**Instructions for the task**
In the listing that follows, copy out each line that includes the word "center".

**Provided records**
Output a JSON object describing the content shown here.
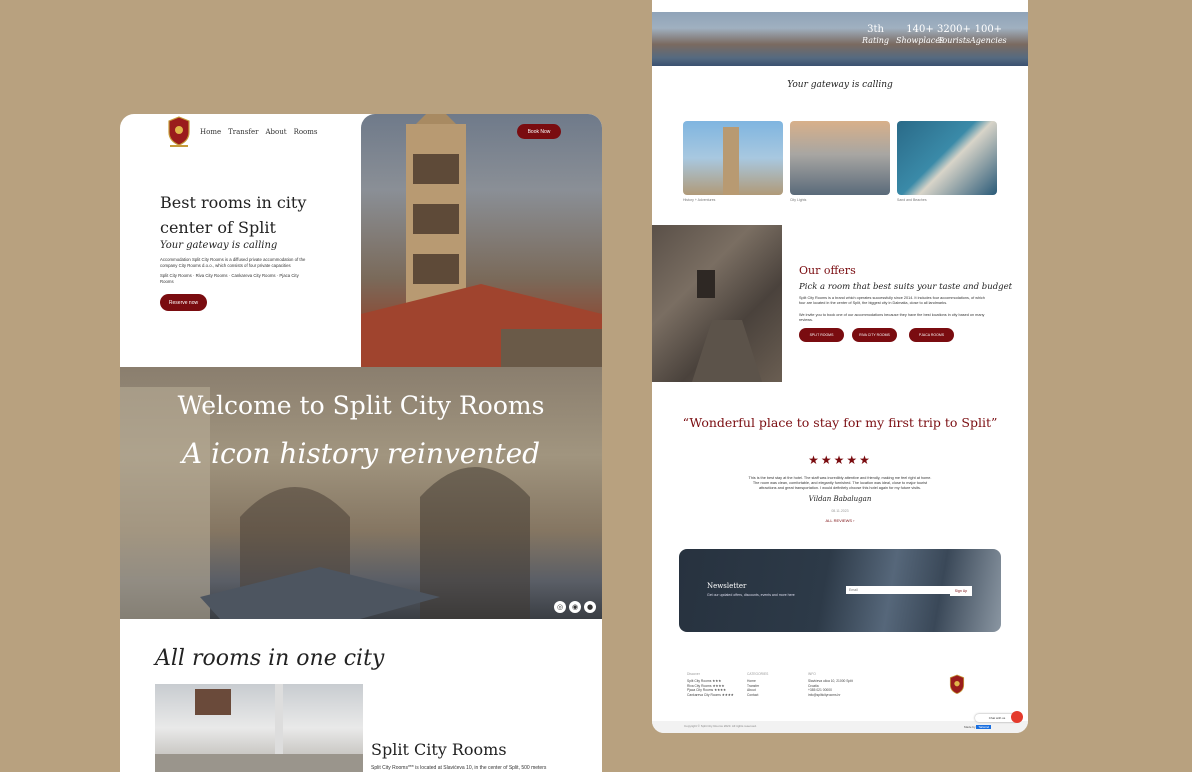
{
  "nav": {
    "items": [
      "Home",
      "Transfer",
      "About",
      "Rooms"
    ],
    "book": "Book Now"
  },
  "hero": {
    "title": "Best rooms in city center of Split",
    "subtitle": "Your gateway is calling",
    "desc": "Accommodation Split City Rooms is a diffused private accommodation of the company City Rooms d.o.o., which consists of four private capacities",
    "list": "Split City Rooms · Riva City Rooms · Cankareva City Rooms · Pjaca City Rooms",
    "reserve": "Reserve now"
  },
  "welcome": {
    "title": "Welcome to Split City Rooms",
    "subtitle": "A icon history reinvented"
  },
  "rooms": {
    "heading": "All rooms in one city",
    "title": "Split City Rooms",
    "desc": "Split City Rooms*** is located at Slavićeva 10, in the center of Split, 500 meters"
  },
  "stats": [
    {
      "num": "3th",
      "label": "Rating"
    },
    {
      "num": "140+",
      "label": "Showplaces"
    },
    {
      "num": "3200+",
      "label": "Tourists"
    },
    {
      "num": "100+",
      "label": "Agencies"
    }
  ],
  "gateway": "Your gateway is calling",
  "gallery": [
    {
      "caption": "History + Adventures"
    },
    {
      "caption": "City Lights"
    },
    {
      "caption": "Sand and Beaches"
    }
  ],
  "offers": {
    "title": "Our offers",
    "subtitle": "Pick a room that best suits your taste and budget",
    "desc1": "Split City Rooms is a brand which operates successfully since 2014. It includes four accommodations, of which four are located in the center of Split, the biggest city in Dalmatia, close to all landmarks.",
    "desc2": "We invite you to book one of our accommodations because they have the best locations in city based on many reviews.",
    "buttons": [
      "SPLIT ROOMS",
      "RIVA CITY ROOMS",
      "PJACA ROOMS"
    ]
  },
  "review": {
    "quote": "“Wonderful place to stay for my first trip to Split”",
    "stars": "★★★★★",
    "text": "This is the best stay at the hotel. The staff was incredibly attentive and friendly, making me feel right at home. The room was clean, comfortable, and elegantly furnished. The location was ideal, close to major tourist attractions and great transportation. I would definitely choose this hotel again for my future visits.",
    "author": "Vildan Babalugan",
    "date": "08.11.2023",
    "link": "ALL REVIEWS ›"
  },
  "newsletter": {
    "title": "Newsletter",
    "desc": "Get our updated offers, discounts, events and more here",
    "placeholder": "Email",
    "button": "Sign Up"
  },
  "footer": {
    "col1": {
      "head": "Discover",
      "items": [
        "Split City Rooms ★★★",
        "Riva City Rooms ★★★★",
        "Pjaca City Rooms ★★★★",
        "Cankareva City Rooms ★★★★"
      ]
    },
    "col2": {
      "head": "CATEGORIES",
      "items": [
        "Home",
        "Transfer",
        "About",
        "Contact"
      ]
    },
    "col3": {
      "head": "INFO",
      "items": [
        "Slavićeva ulica 10, 21000 Split",
        "Croatia",
        "+385 021 00000",
        "info@splitcityrooms.hr"
      ]
    },
    "copy": "Copyright © Split City Rooms 2023. All rights reserved.",
    "chat": "Chat with us",
    "powered": "Made by",
    "powered_brand": "Tailwind"
  }
}
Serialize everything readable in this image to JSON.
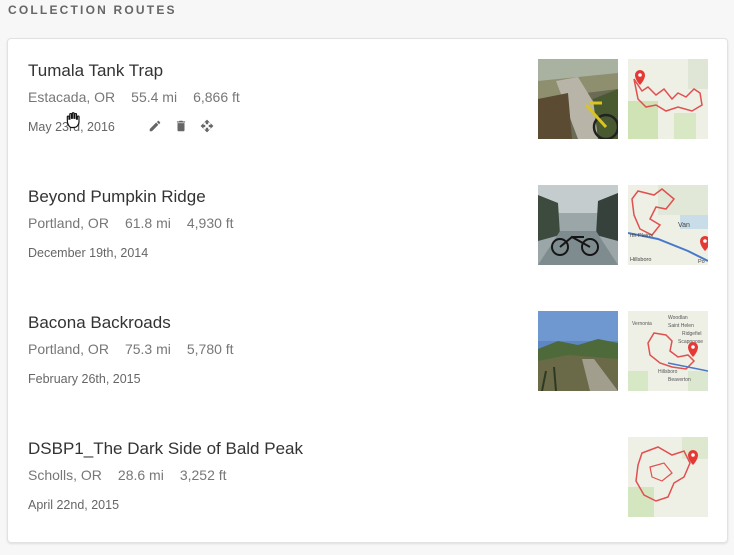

**Exercise solution**
    "title": "Best rooms in city center of Split",
    "desc": "Split City Rooms*** is located at Slavićeva 10, in the center of Split, 500 meters"
    "desc1": "Split City Rooms is a brand which operates successfully since 2014. It includes four accommodations, of which four are located in the center of Split, the biggest city in Dalmatia, close to all landmarks.",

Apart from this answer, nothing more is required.